# [What the task asks]
Filter the data for lines with the word "juniper", then copy every line so identified.

Source records:
★ ★ ★ ★
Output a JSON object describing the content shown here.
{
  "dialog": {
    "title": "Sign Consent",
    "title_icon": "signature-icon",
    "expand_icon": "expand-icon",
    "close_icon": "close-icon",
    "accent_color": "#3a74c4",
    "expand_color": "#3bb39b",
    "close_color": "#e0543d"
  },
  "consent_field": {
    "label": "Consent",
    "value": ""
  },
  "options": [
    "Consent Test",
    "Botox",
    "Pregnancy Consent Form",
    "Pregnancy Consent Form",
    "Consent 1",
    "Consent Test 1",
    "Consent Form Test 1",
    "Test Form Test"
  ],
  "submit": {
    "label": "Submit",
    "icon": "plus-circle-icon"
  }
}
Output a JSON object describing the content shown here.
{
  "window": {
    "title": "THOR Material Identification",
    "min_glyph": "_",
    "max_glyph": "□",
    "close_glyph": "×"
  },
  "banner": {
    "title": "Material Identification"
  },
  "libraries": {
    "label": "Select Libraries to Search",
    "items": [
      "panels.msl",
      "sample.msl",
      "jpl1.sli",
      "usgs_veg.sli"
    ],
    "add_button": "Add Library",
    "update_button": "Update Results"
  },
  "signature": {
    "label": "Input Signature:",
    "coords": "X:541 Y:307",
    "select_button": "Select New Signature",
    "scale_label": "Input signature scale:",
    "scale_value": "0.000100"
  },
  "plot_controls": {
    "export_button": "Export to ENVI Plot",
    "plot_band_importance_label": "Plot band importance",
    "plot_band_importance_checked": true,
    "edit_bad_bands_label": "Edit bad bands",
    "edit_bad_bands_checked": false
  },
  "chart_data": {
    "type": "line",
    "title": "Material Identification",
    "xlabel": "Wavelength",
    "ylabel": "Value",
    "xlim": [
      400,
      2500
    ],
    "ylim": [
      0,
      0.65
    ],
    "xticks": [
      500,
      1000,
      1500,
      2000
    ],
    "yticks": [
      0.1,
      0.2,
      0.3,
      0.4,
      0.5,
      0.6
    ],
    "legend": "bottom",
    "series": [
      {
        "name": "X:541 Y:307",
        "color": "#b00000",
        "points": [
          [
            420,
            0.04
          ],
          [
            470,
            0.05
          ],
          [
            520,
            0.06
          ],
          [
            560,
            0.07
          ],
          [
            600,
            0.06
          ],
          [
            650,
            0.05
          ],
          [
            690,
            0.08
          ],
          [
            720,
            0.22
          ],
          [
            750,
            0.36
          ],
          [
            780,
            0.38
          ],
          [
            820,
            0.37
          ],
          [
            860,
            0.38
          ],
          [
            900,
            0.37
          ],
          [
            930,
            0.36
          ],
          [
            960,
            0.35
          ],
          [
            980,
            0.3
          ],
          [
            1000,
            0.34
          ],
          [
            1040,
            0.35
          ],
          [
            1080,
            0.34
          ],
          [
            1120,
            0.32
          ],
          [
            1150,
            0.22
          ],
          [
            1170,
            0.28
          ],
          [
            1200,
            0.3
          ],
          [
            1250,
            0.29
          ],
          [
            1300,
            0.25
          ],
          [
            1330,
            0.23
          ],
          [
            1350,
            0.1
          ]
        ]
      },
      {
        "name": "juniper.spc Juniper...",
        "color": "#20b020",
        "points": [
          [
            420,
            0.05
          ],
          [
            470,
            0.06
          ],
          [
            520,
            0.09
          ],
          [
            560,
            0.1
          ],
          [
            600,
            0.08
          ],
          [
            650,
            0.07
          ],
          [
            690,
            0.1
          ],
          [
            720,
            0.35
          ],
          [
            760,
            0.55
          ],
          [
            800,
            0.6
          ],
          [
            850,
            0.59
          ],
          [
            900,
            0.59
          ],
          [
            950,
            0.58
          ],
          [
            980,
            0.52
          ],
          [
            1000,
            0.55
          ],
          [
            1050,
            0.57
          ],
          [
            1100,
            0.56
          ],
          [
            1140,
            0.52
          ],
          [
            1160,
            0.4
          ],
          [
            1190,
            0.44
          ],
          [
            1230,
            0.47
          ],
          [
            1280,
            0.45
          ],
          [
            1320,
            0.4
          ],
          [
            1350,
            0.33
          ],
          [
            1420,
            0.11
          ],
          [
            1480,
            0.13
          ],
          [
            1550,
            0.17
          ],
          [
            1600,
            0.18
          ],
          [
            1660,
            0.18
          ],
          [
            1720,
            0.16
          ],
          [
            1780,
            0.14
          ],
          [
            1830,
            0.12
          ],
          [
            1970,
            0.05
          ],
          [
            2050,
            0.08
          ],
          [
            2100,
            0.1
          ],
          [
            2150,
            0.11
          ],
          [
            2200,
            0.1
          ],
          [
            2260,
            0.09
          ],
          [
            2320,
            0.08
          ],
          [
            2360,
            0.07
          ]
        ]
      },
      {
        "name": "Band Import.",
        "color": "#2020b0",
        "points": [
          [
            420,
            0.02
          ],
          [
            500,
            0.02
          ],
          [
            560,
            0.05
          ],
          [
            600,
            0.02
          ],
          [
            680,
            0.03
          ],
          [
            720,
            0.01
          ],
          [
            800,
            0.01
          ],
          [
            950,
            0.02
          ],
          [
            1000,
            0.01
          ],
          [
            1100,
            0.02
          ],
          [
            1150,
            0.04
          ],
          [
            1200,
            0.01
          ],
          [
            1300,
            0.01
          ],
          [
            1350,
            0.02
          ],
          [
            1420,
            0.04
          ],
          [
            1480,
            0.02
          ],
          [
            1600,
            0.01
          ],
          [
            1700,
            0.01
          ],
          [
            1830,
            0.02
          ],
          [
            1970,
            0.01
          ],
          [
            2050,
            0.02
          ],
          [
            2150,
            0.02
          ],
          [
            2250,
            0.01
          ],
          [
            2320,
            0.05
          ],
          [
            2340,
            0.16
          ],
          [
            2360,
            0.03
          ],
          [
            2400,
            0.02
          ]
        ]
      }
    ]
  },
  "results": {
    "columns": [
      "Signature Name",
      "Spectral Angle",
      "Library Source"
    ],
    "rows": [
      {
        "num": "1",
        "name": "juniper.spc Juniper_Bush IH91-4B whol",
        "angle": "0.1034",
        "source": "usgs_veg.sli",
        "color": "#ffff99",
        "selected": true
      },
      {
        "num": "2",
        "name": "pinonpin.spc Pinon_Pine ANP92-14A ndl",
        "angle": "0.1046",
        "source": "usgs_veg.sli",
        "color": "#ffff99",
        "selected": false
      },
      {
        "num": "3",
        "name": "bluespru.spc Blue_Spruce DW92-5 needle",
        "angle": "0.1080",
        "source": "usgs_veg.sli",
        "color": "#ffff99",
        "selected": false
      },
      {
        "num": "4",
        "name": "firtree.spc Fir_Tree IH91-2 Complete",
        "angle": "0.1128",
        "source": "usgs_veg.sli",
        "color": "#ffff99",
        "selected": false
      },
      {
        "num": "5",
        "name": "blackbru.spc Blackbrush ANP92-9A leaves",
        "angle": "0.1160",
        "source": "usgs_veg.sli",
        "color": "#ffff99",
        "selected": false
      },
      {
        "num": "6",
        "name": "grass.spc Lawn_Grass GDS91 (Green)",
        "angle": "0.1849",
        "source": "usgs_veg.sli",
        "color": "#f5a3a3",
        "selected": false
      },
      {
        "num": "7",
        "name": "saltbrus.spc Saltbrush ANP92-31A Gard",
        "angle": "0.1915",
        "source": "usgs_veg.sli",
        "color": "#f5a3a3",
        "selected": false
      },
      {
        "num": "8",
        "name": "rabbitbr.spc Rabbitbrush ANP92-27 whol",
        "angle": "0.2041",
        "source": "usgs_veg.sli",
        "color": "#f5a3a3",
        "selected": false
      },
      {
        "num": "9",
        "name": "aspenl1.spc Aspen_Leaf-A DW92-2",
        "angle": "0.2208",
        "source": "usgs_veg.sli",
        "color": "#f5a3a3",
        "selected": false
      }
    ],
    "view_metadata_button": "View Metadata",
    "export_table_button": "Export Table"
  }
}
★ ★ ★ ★
# [Task output]
        "name": "juniper.spc Juniper...",
        "name": "juniper.spc Juniper_Bush IH91-4B whol",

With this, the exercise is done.